“It provides within it mechanisms that provides a clear
The leader of the Opposition, Ro Teimumu Kepa, also focused on the Constitution saying the history of the Deed of Cession wasn't even mentioned in it.
"..... according to the pomp and pageantry and ceremony that we witnessed on Friday, 10th October, 2014 this is an important date in the country’s calendar.
Kepa added the coups have plagued the nation, retarded its development, and cost the country more than $10 billion.
"Madam Speaker, what His Excellency (Epeli Nailatikau) omitted to say was that ‘coups’ cannot occur or succeed in this country unless the Military is involved and we therefore, look to the new Military Commander to return our military back to the professional and disciplined force it once was and to recommit itself to acting in defence of our people and not against them."
The leader of the National Federation Party, Biman Prasad, also touched on 'genuine democracy' asking "Have the elections and the re-opening of Parliament re-established checks and balances, and fair-play?"
|Fiji 'rule of law'.|
He said the media, employment and political parties decrees must be repealed because they "were imposed without the participation of the aggrieved parties."
'Now is the chance to consult all our people directly or through their elected representatives in accordance with Section 173 of the 2013 Constitution."
Fiji First leader and 2006 coup leader Frank Bainimarama defended the Constitution telling parliament he hadn't wanted 'to remove the civilians we had appointed to take our nation forward.'
He claimed the 'tough decision' was "necessary to keep Fiji united, to prevent large numbers of our people from being relegated to second or third class citizens, to halt the spiralling out of control corruption and elitism and begin the task of reforming our society from the ground up."
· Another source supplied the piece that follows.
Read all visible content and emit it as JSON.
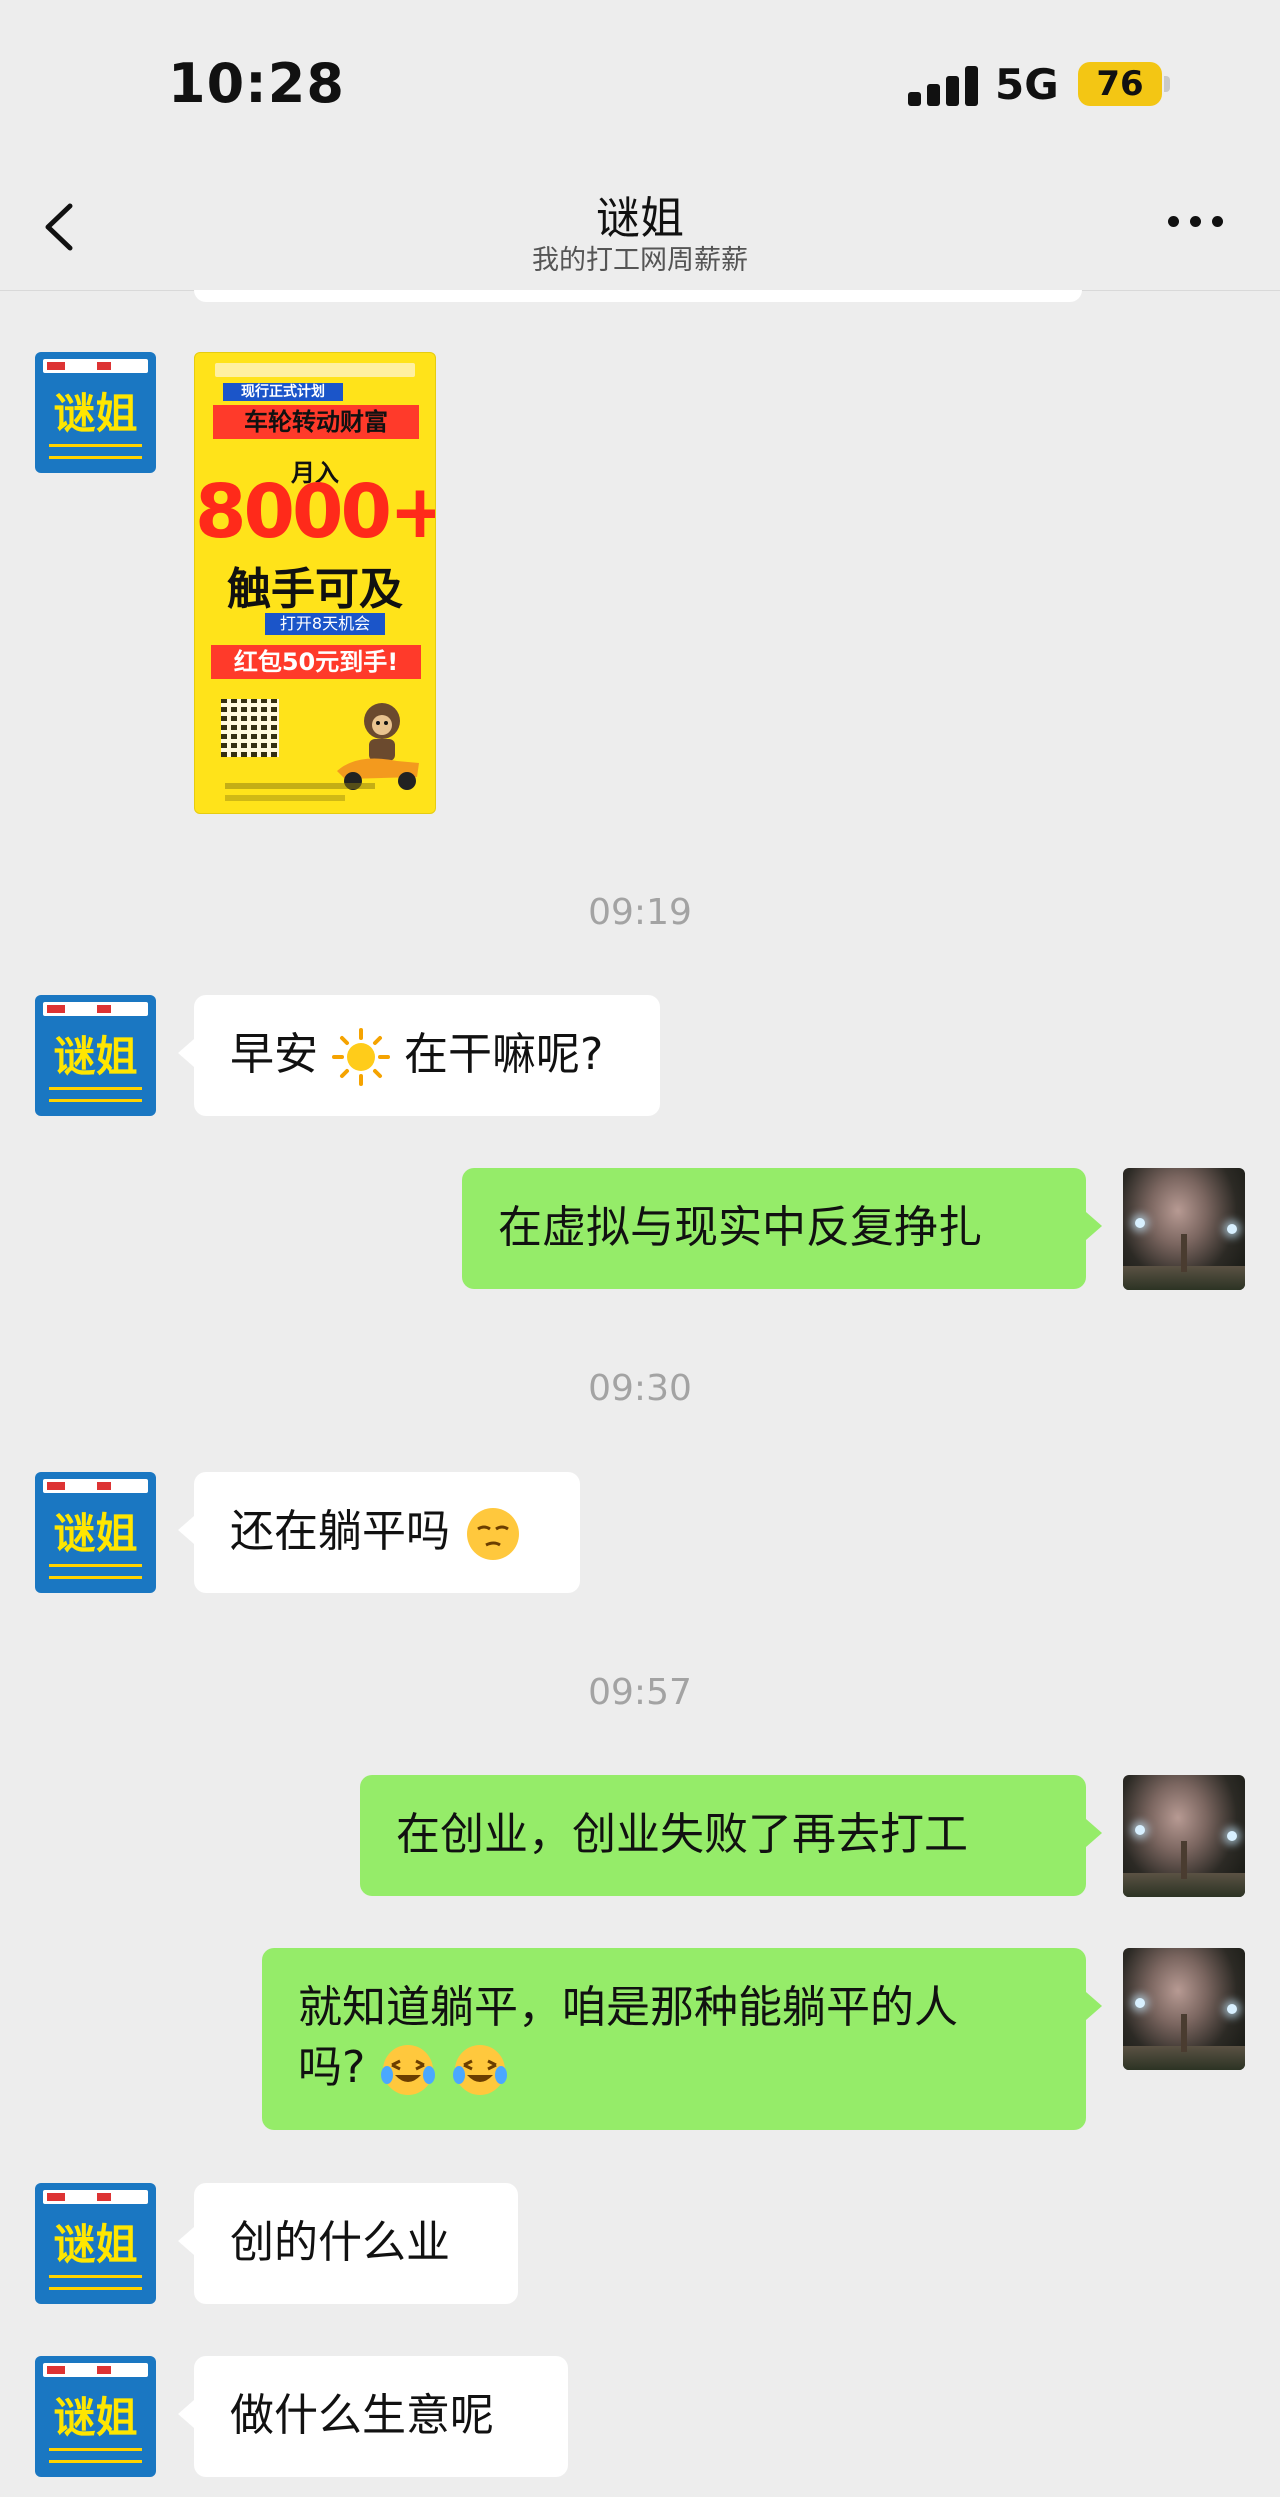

Bainimarama insisted the 'radical intervention in 2006' was the only way of getting Fiji back on track' and the country now has a "constitution that not only guarantees genuine equality and genuine democracy, but provides Fijians with a range of unprecedented socio-economic rights."
He was at pains to thank both the RFMF and the judiciary for
That same 'law' was referred to by SODELPA MP, Mosese Bulitavu, who apologised for his role in "Fiji's recent political history."
Bulitavu is one of five charged with sedition over anti-regime graffiti.
He told Parliament he had "strong political aspirations for the things that indigenous Fijians and a freedom fighter like me hold so dear" but hoped to be "acknowledged as equally useful as other members of parliament without stain or prejudice..."
Bulitavu's case has yet to be heard.